CHILDREN OF MEN “Yeah. Could really go for a Hot Pocket right now.”

"THE GREATEST human significance of science fiction may be as thought experiments, as attempt to minimize future shock, as contemplations of alternative destinies," Carl Sagan wrote in The New York Times Magazine in 1978. "This is part of the reason that science fiction has so wide an appeal among young people: It is they who will live in the future. No society on earth today is well adapted to the earth of 100 or 200 years from now (if we are wise enough or lucky enough to survive that long). We desperately need an exploration of alternative futures, both experimental and conceptual."

Sagan's Times piece—"Growing Up with Science Fiction," about how reading pulp fiction led him to a career as one of history's great scientists—is as nitpicky as it is euphoric, taking pains to point out how unlikely it is that mankind will ever face that '50s staple of giant bug invaders ("Since insects and arachnids breathe by diffusion, such marauders would asphyxiate before they could savage their first metropolis") and how it's even more unlikely we'll ever meet a half-human, half-Vulcan like Mr. Spock ("such a cross is about as likely as the successful mating of a man and a petunia"). But even as he mocks the dull-witted scientists of Douglas Trumbull's 1972 space-hippie saga Silent Running (or damns the film with the faint praise of being "technically proficient"), Sagan finds purpose in even the goofiest of sci-fi: Of all genres, it might be the one that most directly impacts our creation and understanding of the future.
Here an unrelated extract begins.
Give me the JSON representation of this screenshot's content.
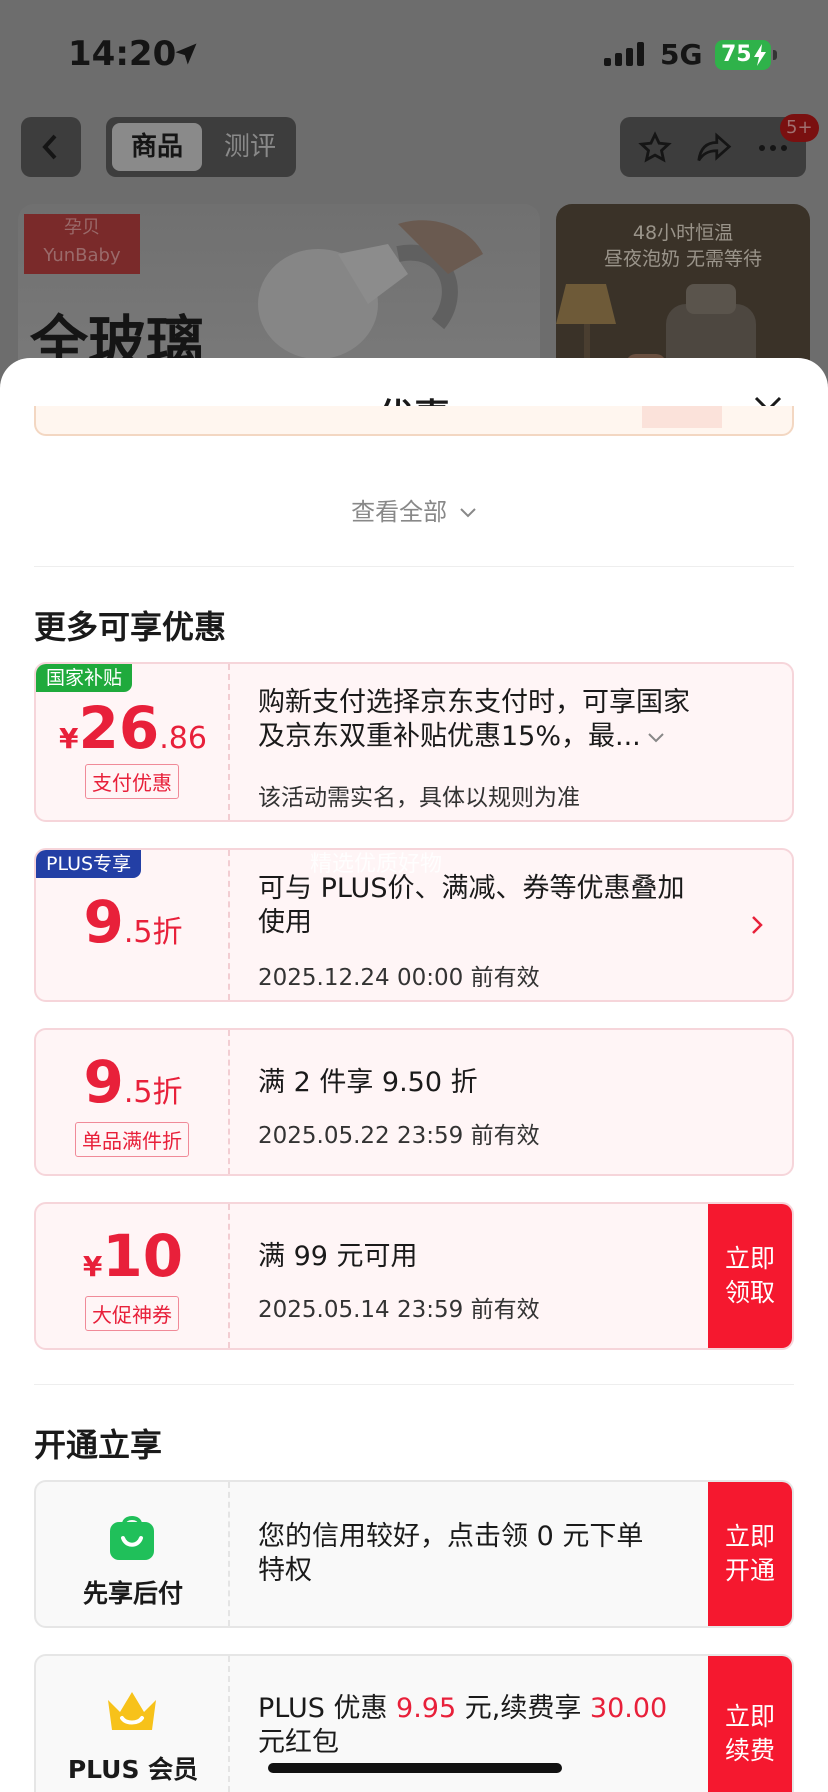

Silent Running will never look more technically proficient than on Thursday, April 16, when it'll screen as part of OMSI's Sci-Fi Film Fest, a collection of 14 films playing at the museum's recently renovated Empirical Theater. Not only does the Empirical offer one of the biggest screens in Portland, but the sound is there to match; there are few better places to witness some of Hollywood's contemplations of alternative destinies.

Top among OMSI's selections—for me, at least—might be Alfonso Cuarón's melancholy, still-astounding Children of Men (2006, screening Sat April 18), a near-future thriller set in a world without children. Along those same dystopic lines is another oft-overlooked, relatively modern classic: Terry Gilliam's 1995 psych-out 12 Monkeys (Fri April 17), with a glowering Bruce Willis and a wall-eyed Brad Pitt.

Older classics are well represented, too: There's 1956's Forbidden Planet (Mon April 13 & Sun April 19), a take on The Tempest that improves on Shakespeare by adding Robby the Robot, and 1951's The Day the Earth Stood Still (Tues April 14 & Sat April 18), its warning about mankind's destructive tendencies as timeless as its special effects are dated. And 1968's Planet of the Apes (Fri April 17 & Sat April 18) harkens back to that halcyon era when relentlessly bleak movies about monkey overlords starred people in latex rubber and yak hair instead of Andy Serkis in a unitard.

As legally required by any sci-fi film festival, Ridley Scott's two great contributions to the genre, 1979's Alien (Thurs April 16 & Sun April 19) and the "final cut" of 1982's Blade Runner (Wed April 15 & Sat April 18) will screen. So will the director's cut of Alex Proyas' underseen 1998 mind-bender Dark City (Wed April 15), and the Wachowskis' The Matrix (Mon April 13 & Sat April 18). At a time when the Wachowskis are more famous for making ambitiously weird sci-fi movies that people don't see—Speed Racer, Cloud Atlas, Jupiter Ascending—revisiting their ambitiously weird sci-fi movie that everyone saw in 1999 seems appropriate. Speaking of beloved bombs: On Tuesday, April 14, Joss Whedon's excellent space-western Serenity (2005) will be introduced by PSU Urban Studies and Planning professor Carl Abbott, author of Big Sky Country: Reliving the American West in Serenity, Firefly, and American Science Fiction (it also screens Sun April 19).

Though Serenity gains much of its charm from diametrically opposing the gleaming idealism of Star Trek, it's worth noting Trekkies won't be left out: Star Trek II: The Wrath of Khan (1982) will screen twice (Fri April 17 & Sun April 19), both times preceded by the 1999 comedy Galaxy Quest, an unofficial Star Trek movie that might also be the best Star Trek movie. And while OMSI is likely relying on little more than hazy nostalgia to sell tickets to 1984's unremarkable The Last Starfighter, at least they're going all in: From noon-2 pm before The Last Starfighter's Saturday, April 18, screening, the Portland Retro Gaming Expo will set up old-school videogames, and they'll be joined by Portland and Seattle's Star Wars cosplaying and charity organization the Cloud City Garrison, so you can finally get that picture of yourself with Chewbacca you've been wanting for your mantel. And from noon-2 pm on Sunday, April 19—leading up to the screening of Galaxy Quest—attendees can get their pictures taken with "a Klingon, some Starfleet security officers, and other friends."

I hope that one of those "other friends" isn't Neelix. He's the only thing that could ruin a festival with this good of a lineup.